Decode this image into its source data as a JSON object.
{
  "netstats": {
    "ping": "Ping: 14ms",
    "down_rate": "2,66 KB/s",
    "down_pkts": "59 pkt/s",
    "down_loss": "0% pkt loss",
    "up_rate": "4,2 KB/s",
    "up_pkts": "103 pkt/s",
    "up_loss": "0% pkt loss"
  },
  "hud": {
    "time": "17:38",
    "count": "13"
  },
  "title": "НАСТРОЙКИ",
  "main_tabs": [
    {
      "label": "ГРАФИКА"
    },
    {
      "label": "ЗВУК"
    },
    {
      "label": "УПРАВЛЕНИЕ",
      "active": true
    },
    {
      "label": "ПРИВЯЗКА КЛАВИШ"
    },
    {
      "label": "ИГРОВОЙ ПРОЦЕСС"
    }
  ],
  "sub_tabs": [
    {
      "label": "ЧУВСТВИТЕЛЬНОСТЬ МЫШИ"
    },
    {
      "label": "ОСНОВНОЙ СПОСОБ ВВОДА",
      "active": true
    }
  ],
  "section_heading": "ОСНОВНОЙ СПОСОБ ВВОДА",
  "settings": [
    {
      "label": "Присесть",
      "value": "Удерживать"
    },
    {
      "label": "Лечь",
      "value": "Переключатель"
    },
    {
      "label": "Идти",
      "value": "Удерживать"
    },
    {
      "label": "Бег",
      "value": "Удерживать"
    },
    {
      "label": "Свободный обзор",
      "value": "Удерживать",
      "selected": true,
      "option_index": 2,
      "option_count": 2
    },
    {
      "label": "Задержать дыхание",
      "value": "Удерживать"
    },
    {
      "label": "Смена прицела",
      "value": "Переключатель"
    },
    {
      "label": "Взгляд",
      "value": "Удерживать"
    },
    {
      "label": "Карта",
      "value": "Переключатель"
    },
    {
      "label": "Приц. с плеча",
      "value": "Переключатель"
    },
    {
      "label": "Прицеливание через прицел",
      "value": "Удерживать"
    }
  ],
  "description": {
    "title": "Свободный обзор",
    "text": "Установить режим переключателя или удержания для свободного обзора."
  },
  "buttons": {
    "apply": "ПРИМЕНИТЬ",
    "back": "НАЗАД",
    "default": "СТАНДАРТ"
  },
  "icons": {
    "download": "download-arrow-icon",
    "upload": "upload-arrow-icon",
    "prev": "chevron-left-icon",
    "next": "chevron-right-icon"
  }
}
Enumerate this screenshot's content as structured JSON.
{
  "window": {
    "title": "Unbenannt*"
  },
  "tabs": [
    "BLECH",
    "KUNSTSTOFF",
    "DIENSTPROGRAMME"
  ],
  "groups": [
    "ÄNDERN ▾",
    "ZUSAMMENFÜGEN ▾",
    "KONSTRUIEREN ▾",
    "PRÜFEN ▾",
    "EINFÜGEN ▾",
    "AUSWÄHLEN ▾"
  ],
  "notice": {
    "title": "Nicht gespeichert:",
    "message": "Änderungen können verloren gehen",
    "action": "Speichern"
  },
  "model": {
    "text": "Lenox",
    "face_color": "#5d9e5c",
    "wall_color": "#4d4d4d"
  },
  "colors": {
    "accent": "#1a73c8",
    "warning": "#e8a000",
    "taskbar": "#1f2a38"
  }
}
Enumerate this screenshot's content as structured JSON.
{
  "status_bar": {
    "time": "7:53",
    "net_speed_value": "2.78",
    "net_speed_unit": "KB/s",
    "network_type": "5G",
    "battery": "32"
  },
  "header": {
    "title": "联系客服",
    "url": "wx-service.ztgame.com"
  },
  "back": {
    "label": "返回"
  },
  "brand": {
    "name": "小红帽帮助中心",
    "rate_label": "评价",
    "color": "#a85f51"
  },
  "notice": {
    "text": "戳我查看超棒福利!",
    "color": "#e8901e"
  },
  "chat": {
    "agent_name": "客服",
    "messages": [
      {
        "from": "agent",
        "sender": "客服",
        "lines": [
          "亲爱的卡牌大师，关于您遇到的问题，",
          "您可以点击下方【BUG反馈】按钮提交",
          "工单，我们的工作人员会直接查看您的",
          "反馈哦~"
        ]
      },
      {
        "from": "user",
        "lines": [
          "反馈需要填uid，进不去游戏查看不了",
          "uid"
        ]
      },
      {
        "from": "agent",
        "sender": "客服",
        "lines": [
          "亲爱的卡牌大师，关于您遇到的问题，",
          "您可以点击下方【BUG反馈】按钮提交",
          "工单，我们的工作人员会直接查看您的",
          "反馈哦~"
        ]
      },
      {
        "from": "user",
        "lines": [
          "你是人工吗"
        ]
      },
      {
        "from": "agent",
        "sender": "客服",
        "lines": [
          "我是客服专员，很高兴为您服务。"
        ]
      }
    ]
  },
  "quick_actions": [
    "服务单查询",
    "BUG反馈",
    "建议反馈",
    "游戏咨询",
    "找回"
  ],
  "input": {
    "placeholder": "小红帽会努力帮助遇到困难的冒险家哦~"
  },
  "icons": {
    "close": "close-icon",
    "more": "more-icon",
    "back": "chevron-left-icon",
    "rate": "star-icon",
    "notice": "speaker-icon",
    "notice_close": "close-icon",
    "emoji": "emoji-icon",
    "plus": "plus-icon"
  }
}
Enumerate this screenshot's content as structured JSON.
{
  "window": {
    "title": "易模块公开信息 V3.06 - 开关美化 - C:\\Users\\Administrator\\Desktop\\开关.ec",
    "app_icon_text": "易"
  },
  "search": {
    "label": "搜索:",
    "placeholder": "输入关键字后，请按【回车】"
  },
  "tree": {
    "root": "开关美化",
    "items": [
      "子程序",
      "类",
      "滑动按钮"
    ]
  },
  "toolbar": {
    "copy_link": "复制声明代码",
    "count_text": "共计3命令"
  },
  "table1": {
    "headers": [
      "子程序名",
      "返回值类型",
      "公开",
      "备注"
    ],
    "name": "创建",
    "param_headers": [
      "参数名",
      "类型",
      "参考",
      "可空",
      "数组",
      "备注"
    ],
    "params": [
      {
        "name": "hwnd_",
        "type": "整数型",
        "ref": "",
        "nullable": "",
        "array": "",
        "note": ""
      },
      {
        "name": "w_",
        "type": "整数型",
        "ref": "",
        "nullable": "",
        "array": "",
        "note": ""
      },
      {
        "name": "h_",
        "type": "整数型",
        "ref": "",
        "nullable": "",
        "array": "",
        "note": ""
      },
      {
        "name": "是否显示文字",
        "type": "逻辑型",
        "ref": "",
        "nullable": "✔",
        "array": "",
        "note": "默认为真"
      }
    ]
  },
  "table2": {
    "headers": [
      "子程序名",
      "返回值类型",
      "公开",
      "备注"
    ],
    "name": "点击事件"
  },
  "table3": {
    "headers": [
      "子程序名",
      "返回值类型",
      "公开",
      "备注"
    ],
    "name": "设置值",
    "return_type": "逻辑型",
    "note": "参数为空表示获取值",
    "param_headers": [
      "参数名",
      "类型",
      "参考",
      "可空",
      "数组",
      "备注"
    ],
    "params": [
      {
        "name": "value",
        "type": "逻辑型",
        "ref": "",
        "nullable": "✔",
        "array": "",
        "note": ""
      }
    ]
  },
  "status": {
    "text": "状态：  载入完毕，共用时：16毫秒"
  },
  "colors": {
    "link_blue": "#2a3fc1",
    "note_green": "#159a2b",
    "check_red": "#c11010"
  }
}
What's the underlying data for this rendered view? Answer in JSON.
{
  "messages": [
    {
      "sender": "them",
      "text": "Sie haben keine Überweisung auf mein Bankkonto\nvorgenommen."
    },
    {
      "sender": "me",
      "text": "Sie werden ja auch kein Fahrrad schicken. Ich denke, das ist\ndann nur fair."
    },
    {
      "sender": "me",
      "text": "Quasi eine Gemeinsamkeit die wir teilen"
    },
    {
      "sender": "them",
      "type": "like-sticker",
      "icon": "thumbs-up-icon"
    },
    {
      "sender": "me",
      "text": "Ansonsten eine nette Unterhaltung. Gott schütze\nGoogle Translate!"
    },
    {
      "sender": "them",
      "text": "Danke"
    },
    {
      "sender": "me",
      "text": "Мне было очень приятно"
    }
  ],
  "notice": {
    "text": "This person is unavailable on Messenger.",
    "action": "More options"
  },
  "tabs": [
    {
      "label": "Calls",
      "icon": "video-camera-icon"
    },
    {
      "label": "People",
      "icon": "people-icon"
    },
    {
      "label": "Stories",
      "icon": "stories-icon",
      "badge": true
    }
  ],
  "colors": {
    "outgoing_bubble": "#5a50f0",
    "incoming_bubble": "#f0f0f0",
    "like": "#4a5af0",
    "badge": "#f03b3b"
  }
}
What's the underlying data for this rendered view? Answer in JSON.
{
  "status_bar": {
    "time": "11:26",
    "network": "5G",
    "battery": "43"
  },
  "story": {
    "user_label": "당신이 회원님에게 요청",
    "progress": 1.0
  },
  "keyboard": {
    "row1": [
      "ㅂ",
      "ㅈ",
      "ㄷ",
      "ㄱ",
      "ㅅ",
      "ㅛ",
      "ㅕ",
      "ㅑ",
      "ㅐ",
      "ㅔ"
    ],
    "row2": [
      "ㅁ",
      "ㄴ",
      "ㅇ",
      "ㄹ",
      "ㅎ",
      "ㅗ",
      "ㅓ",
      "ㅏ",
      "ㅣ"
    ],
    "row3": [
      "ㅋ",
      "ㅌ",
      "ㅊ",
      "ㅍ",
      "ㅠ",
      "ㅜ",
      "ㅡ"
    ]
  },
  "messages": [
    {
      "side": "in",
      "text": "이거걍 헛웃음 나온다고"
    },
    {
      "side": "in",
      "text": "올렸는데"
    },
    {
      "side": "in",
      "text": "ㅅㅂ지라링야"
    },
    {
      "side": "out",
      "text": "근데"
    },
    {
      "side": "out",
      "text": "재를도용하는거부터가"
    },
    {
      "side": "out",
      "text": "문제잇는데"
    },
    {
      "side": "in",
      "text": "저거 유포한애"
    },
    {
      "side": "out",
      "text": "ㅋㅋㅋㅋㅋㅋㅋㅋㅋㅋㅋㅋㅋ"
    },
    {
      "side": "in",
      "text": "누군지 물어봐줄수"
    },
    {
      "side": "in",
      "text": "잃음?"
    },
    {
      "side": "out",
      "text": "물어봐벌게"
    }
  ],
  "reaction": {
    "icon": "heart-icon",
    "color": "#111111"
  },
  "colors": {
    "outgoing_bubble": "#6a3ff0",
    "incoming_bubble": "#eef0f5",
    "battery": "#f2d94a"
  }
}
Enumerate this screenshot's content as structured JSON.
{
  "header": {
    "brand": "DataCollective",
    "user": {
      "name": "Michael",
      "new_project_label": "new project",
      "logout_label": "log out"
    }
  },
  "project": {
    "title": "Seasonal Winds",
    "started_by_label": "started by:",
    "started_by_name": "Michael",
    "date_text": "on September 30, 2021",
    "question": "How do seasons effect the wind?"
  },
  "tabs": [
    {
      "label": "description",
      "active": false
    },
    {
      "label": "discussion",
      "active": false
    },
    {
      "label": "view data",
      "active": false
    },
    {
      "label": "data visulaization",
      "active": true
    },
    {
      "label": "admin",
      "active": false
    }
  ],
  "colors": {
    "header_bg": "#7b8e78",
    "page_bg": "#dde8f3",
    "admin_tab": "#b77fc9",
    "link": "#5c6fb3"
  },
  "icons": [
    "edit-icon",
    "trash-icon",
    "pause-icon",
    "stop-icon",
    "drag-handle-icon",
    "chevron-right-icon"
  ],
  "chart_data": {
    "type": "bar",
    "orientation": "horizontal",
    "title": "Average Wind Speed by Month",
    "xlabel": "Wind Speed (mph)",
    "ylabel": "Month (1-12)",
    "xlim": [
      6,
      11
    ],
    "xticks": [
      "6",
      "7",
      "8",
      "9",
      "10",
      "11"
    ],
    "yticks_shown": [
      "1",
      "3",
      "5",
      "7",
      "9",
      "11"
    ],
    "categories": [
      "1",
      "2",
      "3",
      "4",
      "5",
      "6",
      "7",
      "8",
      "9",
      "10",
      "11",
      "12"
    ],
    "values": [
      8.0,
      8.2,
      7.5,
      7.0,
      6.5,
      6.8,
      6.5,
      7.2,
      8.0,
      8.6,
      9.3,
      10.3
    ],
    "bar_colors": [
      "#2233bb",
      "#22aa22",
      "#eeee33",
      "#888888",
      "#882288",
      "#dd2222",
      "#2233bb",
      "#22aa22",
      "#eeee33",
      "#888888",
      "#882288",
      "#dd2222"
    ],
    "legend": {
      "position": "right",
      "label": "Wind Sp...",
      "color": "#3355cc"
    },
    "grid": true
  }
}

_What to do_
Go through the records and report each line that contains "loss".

_Result of the task_
    "down_loss": "0% pkt loss",
    "up_loss": "0% pkt loss"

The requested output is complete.